“It was inspirational to see how the children reacted to the story that Stuart told them of how he came to play wheelchair rugby,” said Sale Sharks Inclusion Officer Vicky Irwin.
“The In the Pack programme is designed to show just how inclusive rugby can be and how powerful sport can be – and Stuart’s story demonstrates that perfectly.
“These young people have so many challenges to overcome but we want to give them confidence that they can achieve everything they want to achieve.
“And if we find someone with a dream to play Paralympic wheelchair rugby, then we’ll do our best to guide them in the right direction.”
Cpl Stuart Robinson, from Morecambe, Lancs, plays for Southport wheelchair rugby club, West Coast Crash, as well as the GBWR side.
And he was only too happy to give up a day of his time to promote wheelchair rugby – or ‘murderball’, as it is often known.
“I spent two months in a hospital bed, including six or seven weeks in an induced coma, and when I woke up I was in a pretty low place,” he said. “I needed motivation and because I love sport, that’s where mine came from.
“Wheelchair rugby gave me a chance to get fit and active and it gave me back some of the camaraderie that I felt when I was in the forces.
“Sport is such a powerful tool for showing that anything is possible. The children who take part in this fantastic programme have challenges to overcome but I’m living proof that you can achieve anything if you out your mind to it.”
Hebden Green School caters for students with a broad range of physical disabilities, medical needs and associated learning difficulties, making it the ideal partner for Sharks and the In the Pack programme.
The school’s community coordinator Faye Bye said:
“It was fantastic to welcome the Sale Sharks Community Trust to the school.
“The impact of this programme has been wide ranging for our youngsters; helping them to experience an inclusive sport, helping them to develop new social and sporting skills, bringing out their competitive streaks and proving that they can achieve anything.
“Some of the pupils are quiet around the school but then were demanding the ball at every opportunity when they started playing rugby. We can’t wait to watch Sharks play soon and working with the trust again in the future.”

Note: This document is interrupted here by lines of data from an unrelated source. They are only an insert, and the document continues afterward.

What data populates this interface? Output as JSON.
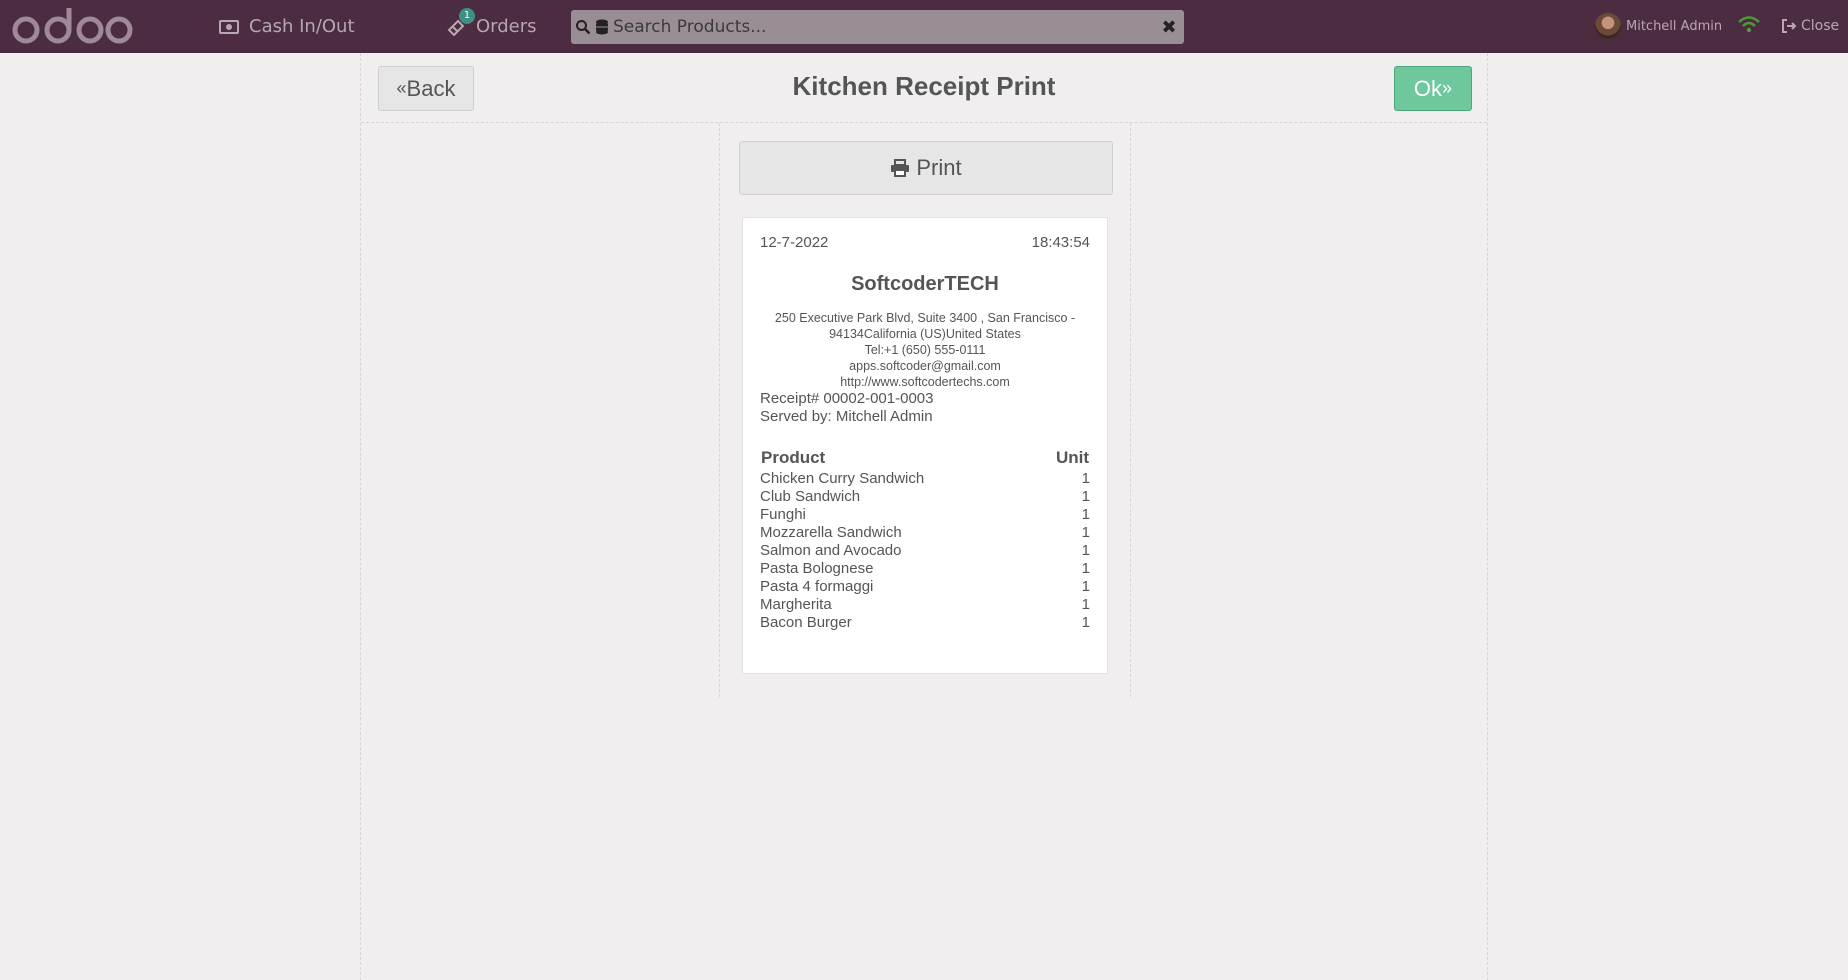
{
  "navbar": {
    "cash_label": "Cash In/Out",
    "orders_label": "Orders",
    "orders_count": "1",
    "search_placeholder": "Search Products...",
    "user_name": "Mitchell Admin",
    "close_label": "Close"
  },
  "screen": {
    "back_label": "Back",
    "title": "Kitchen Receipt Print",
    "ok_label": "Ok",
    "print_label": "Print"
  },
  "receipt": {
    "date": "12-7-2022",
    "time": "18:43:54",
    "company": "SoftcoderTECH",
    "address_line1": "250 Executive Park Blvd, Suite 3400 , San Francisco -",
    "address_line2": "94134California (US)United States",
    "tel": "Tel:+1 (650) 555-0111",
    "email": "apps.softcoder@gmail.com",
    "website": "http://www.softcodertechs.com",
    "receipt_no": "Receipt# 00002-001-0003",
    "served_by": "Served by: Mitchell Admin",
    "col_product": "Product",
    "col_unit": "Unit",
    "items": [
      {
        "name": "Chicken Curry Sandwich",
        "qty": "1"
      },
      {
        "name": "Club Sandwich",
        "qty": "1"
      },
      {
        "name": "Funghi",
        "qty": "1"
      },
      {
        "name": "Mozzarella Sandwich",
        "qty": "1"
      },
      {
        "name": "Salmon and Avocado",
        "qty": "1"
      },
      {
        "name": "Pasta Bolognese",
        "qty": "1"
      },
      {
        "name": "Pasta 4 formaggi",
        "qty": "1"
      },
      {
        "name": "Margherita",
        "qty": "1"
      },
      {
        "name": "Bacon Burger",
        "qty": "1"
      }
    ]
  },
  "colors": {
    "navbar": "#4c2c40",
    "ok_button": "#6ec89b",
    "background": "#f0eeee",
    "wifi": "#4f9a3a"
  }
}
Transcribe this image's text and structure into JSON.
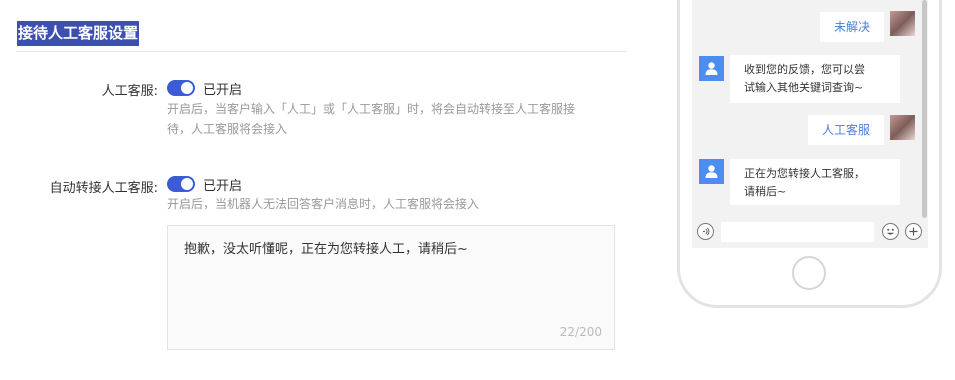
{
  "section": {
    "title": "接待人工客服设置"
  },
  "human_service": {
    "label": "人工客服:",
    "status": "已开启",
    "help_line1": "开启后，当客户输入「人工」或「人工客服」时，将会自动转接至人工客服接",
    "help_line2": "待，人工客服将会接入"
  },
  "auto_transfer": {
    "label": "自动转接人工客服:",
    "status": "已开启",
    "help": "开启后，当机器人无法回答客户消息时，人工客服将会接入",
    "reply_text": "抱歉，没太听懂呢，正在为您转接人工，请稍后~",
    "reply_count": "22/200"
  },
  "preview": {
    "messages": [
      {
        "from": "user",
        "text": "未解决"
      },
      {
        "from": "bot",
        "line1": "收到您的反馈，您可以尝",
        "line2": "试输入其他关键词查询~"
      },
      {
        "from": "user",
        "text": "人工客服"
      },
      {
        "from": "bot",
        "line1": "正在为您转接人工客服，",
        "line2": "请稍后~"
      }
    ]
  },
  "colors": {
    "accent": "#3e5bd6",
    "title_bg": "#3d4fb0",
    "bot_avatar": "#4b8ef0",
    "user_bubble_text": "#4a7fd6"
  },
  "icons": [
    "voice-icon",
    "emoji-icon",
    "plus-icon",
    "bot-avatar-icon"
  ]
}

For more information on Sale Sharks Community Trust programmes, visit http://www.salesharks.com/community.